Task instructions: Count how many lines in the data below include "Amazon". Answer with the number only.
◆ ◆ ◆ ◆ ◆ ◆ ◆
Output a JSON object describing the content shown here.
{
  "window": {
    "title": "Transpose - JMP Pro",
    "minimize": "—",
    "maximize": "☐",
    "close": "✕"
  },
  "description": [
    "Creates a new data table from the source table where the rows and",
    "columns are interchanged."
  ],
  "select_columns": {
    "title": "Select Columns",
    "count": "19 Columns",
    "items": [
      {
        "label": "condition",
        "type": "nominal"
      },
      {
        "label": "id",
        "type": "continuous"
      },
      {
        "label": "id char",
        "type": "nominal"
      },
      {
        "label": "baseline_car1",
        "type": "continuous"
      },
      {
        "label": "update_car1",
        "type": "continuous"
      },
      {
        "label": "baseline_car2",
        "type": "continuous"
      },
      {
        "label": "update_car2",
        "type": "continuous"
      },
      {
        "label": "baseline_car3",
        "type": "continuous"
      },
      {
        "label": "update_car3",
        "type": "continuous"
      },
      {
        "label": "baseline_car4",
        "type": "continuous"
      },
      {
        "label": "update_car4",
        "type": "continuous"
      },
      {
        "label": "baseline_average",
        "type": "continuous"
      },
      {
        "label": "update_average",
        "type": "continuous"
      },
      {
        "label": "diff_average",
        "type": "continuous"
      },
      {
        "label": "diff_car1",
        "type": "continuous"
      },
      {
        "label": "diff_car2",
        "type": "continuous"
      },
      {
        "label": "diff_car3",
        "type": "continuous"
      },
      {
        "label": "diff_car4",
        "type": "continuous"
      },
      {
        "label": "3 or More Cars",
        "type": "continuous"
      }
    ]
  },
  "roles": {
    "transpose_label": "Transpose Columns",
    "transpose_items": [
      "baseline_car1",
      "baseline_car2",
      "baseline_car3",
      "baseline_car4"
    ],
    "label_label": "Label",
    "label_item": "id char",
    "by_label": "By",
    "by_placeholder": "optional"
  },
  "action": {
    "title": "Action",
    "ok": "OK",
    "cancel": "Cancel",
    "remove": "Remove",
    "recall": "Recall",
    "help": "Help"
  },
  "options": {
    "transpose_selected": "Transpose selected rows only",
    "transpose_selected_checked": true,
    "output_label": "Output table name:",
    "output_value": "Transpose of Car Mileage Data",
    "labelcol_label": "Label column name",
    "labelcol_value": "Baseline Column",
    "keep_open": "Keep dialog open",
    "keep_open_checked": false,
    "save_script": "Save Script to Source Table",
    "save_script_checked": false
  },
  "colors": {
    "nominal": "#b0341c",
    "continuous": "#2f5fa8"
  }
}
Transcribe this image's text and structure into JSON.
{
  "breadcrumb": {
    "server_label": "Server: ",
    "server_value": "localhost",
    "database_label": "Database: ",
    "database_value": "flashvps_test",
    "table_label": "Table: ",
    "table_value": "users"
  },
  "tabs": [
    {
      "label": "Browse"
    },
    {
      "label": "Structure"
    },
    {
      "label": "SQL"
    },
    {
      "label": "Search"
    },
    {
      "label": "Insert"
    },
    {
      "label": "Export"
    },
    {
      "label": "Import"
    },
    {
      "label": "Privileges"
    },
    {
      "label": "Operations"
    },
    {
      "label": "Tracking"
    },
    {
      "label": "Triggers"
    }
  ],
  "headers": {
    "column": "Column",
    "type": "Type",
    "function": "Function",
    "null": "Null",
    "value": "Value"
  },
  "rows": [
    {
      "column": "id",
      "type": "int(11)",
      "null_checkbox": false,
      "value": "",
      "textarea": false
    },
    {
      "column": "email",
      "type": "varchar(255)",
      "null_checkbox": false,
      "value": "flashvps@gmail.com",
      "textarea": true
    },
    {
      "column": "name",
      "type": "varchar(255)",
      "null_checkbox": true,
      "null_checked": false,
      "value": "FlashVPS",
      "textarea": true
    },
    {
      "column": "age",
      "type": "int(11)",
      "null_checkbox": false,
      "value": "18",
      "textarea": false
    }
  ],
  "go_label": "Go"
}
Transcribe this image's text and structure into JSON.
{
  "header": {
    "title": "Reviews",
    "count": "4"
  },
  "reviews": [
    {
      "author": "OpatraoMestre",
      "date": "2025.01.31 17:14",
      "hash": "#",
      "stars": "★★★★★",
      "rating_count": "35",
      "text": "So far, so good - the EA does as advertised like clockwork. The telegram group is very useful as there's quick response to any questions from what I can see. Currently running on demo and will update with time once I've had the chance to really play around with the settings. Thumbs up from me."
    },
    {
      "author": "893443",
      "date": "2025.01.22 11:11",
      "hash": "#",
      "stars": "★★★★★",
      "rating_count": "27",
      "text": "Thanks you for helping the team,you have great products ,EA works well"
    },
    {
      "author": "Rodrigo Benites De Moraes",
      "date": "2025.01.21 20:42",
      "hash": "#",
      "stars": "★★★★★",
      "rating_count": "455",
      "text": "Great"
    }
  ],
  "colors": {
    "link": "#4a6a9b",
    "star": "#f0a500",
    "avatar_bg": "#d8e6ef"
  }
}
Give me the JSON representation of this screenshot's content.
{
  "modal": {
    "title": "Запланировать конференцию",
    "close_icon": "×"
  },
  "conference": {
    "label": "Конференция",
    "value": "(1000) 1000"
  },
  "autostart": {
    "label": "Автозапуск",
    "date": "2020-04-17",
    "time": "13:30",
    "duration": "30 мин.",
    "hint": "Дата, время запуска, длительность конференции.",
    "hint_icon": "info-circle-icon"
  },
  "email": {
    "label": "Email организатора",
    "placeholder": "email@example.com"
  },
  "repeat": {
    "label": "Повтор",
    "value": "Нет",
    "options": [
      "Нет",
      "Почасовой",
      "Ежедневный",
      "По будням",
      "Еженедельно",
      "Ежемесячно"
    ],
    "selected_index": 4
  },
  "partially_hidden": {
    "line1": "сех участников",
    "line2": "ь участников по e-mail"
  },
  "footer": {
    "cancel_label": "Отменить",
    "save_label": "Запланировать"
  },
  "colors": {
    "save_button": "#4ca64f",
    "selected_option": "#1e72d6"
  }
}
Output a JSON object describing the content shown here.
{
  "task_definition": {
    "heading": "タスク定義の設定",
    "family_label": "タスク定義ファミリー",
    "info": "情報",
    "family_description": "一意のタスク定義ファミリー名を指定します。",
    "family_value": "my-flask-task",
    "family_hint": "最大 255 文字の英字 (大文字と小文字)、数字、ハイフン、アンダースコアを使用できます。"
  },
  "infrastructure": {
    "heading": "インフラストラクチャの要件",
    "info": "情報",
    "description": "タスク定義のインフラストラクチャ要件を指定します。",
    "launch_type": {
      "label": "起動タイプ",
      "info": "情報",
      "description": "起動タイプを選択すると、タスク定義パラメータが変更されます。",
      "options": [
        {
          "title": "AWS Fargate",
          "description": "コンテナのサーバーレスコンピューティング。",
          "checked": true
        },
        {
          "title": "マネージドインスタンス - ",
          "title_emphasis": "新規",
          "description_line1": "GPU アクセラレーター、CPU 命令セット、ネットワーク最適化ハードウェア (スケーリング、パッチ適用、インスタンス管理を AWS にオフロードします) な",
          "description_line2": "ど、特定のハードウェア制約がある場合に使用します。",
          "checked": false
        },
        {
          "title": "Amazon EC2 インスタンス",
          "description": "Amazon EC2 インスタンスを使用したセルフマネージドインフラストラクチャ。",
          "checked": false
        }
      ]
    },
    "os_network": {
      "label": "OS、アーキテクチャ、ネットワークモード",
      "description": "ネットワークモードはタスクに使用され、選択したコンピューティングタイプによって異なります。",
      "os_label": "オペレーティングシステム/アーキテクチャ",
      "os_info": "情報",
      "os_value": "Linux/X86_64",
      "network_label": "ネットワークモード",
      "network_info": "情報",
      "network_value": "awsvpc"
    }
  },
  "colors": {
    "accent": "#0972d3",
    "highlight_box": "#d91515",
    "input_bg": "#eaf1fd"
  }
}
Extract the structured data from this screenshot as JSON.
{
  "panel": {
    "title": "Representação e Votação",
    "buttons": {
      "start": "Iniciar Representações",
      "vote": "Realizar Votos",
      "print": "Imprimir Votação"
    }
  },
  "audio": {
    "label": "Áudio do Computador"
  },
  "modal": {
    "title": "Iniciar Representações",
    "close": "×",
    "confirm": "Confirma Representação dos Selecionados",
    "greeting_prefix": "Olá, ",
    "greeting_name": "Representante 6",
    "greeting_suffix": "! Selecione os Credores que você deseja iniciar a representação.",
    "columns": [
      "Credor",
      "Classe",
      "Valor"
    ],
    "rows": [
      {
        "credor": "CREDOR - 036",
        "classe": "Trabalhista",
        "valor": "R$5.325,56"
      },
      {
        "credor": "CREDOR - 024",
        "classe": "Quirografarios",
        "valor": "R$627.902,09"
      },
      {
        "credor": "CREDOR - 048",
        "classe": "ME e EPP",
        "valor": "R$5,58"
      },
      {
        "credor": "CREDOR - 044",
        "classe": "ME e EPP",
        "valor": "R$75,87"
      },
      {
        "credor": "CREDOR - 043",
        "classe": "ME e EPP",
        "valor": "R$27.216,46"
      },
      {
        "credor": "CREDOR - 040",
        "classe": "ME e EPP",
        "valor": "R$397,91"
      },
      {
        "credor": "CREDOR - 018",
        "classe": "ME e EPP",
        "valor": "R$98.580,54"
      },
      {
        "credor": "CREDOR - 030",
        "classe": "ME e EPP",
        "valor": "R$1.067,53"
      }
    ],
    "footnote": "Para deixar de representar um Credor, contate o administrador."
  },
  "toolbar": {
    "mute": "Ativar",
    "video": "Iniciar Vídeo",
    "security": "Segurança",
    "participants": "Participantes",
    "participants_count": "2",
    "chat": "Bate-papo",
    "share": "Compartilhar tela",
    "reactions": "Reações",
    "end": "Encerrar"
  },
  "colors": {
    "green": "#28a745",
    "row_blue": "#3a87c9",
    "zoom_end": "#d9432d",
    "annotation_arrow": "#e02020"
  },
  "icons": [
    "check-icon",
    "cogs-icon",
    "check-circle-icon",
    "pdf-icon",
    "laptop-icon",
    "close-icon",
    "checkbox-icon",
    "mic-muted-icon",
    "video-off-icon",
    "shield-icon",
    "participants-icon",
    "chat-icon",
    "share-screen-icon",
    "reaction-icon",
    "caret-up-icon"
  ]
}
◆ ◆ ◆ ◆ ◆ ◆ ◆
Exercise solution: 2